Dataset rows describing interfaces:
:::::
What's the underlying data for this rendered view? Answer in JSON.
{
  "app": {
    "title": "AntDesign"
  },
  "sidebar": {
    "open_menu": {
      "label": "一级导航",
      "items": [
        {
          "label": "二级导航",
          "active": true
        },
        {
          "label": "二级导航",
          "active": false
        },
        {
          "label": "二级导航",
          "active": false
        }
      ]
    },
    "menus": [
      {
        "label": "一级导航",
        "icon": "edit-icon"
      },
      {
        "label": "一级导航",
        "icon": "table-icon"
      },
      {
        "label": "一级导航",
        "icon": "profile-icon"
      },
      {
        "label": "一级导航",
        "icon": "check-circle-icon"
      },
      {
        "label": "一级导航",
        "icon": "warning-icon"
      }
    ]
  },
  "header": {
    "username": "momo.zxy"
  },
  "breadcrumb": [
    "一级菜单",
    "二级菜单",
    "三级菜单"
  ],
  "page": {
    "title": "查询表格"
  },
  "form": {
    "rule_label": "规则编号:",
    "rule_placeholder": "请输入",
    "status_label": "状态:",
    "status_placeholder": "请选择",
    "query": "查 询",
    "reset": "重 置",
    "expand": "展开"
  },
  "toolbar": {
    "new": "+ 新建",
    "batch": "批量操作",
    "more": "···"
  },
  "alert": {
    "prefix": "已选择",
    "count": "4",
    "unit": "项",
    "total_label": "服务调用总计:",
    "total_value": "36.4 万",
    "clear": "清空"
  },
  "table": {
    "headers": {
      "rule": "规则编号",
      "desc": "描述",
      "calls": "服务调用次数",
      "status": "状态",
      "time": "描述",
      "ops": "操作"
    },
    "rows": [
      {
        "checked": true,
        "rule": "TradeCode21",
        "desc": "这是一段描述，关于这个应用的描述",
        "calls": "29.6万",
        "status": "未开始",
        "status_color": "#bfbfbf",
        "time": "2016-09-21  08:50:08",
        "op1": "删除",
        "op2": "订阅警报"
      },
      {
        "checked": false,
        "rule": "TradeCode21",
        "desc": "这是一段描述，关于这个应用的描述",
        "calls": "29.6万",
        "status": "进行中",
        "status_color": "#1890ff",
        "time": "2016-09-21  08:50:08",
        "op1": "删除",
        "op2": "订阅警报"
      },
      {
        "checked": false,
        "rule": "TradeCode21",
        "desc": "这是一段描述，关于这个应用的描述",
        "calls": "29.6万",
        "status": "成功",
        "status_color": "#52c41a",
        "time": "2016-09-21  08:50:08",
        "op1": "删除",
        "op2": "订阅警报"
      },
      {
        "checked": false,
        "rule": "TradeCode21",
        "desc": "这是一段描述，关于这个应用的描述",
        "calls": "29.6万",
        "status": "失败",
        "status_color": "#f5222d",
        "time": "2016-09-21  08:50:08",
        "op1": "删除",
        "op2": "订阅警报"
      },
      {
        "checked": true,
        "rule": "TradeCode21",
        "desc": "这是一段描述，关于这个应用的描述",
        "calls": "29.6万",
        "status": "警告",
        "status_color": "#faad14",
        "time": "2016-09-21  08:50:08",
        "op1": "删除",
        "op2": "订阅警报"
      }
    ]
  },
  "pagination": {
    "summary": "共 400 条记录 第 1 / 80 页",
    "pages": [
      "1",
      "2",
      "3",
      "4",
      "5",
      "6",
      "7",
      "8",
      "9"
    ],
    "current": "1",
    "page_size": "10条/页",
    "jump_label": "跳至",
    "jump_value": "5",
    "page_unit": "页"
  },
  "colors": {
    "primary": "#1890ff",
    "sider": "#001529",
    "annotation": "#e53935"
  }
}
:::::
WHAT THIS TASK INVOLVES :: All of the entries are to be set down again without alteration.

TASK OUTPUT ::
What's the underlying data for this rendered view? Answer in JSON.
{
  "app": {
    "title": "AntDesign"
  },
  "sidebar": {
    "open_menu": {
      "label": "一级导航",
      "items": [
        {
          "label": "二级导航",
          "active": true
        },
        {
          "label": "二级导航",
          "active": false
        },
        {
          "label": "二级导航",
          "active": false
        }
      ]
    },
    "menus": [
      {
        "label": "一级导航",
        "icon": "edit-icon"
      },
      {
        "label": "一级导航",
        "icon": "table-icon"
      },
      {
        "label": "一级导航",
        "icon": "profile-icon"
      },
      {
        "label": "一级导航",
        "icon": "check-circle-icon"
      },
      {
        "label": "一级导航",
        "icon": "warning-icon"
      }
    ]
  },
  "header": {
    "username": "momo.zxy"
  },
  "breadcrumb": [
    "一级菜单",
    "二级菜单",
    "三级菜单"
  ],
  "page": {
    "title": "查询表格"
  },
  "form": {
    "rule_label": "规则编号:",
    "rule_placeholder": "请输入",
    "status_label": "状态:",
    "status_placeholder": "请选择",
    "query": "查 询",
    "reset": "重 置",
    "expand": "展开"
  },
  "toolbar": {
    "new": "+ 新建",
    "batch": "批量操作",
    "more": "···"
  },
  "alert": {
    "prefix": "已选择",
    "count": "4",
    "unit": "项",
    "total_label": "服务调用总计:",
    "total_value": "36.4 万",
    "clear": "清空"
  },
  "table": {
    "headers": {
      "rule": "规则编号",
      "desc": "描述",
      "calls": "服务调用次数",
      "status": "状态",
      "time": "描述",
      "ops": "操作"
    },
    "rows": [
      {
        "checked": true,
        "rule": "TradeCode21",
        "desc": "这是一段描述，关于这个应用的描述",
        "calls": "29.6万",
        "status": "未开始",
        "status_color": "#bfbfbf",
        "time": "2016-09-21  08:50:08",
        "op1": "删除",
        "op2": "订阅警报"
      },
      {
        "checked": false,
        "rule": "TradeCode21",
        "desc": "这是一段描述，关于这个应用的描述",
        "calls": "29.6万",
        "status": "进行中",
        "status_color": "#1890ff",
        "time": "2016-09-21  08:50:08",
        "op1": "删除",
        "op2": "订阅警报"
      },
      {
        "checked": false,
        "rule": "TradeCode21",
        "desc": "这是一段描述，关于这个应用的描述",
        "calls": "29.6万",
        "status": "成功",
        "status_color": "#52c41a",
        "time": "2016-09-21  08:50:08",
        "op1": "删除",
        "op2": "订阅警报"
      },
      {
        "checked": false,
        "rule": "TradeCode21",
        "desc": "这是一段描述，关于这个应用的描述",
        "calls": "29.6万",
        "status": "失败",
        "status_color": "#f5222d",
        "time": "2016-09-21  08:50:08",
        "op1": "删除",
        "op2": "订阅警报"
      },
      {
        "checked": true,
        "rule": "TradeCode21",
        "desc": "这是一段描述，关于这个应用的描述",
        "calls": "29.6万",
        "status": "警告",
        "status_color": "#faad14",
        "time": "2016-09-21  08:50:08",
        "op1": "删除",
        "op2": "订阅警报"
      }
    ]
  },
  "pagination": {
    "summary": "共 400 条记录 第 1 / 80 页",
    "pages": [
      "1",
      "2",
      "3",
      "4",
      "5",
      "6",
      "7",
      "8",
      "9"
    ],
    "current": "1",
    "page_size": "10条/页",
    "jump_label": "跳至",
    "jump_value": "5",
    "page_unit": "页"
  },
  "colors": {
    "primary": "#1890ff",
    "sider": "#001529",
    "annotation": "#e53935"
  }
}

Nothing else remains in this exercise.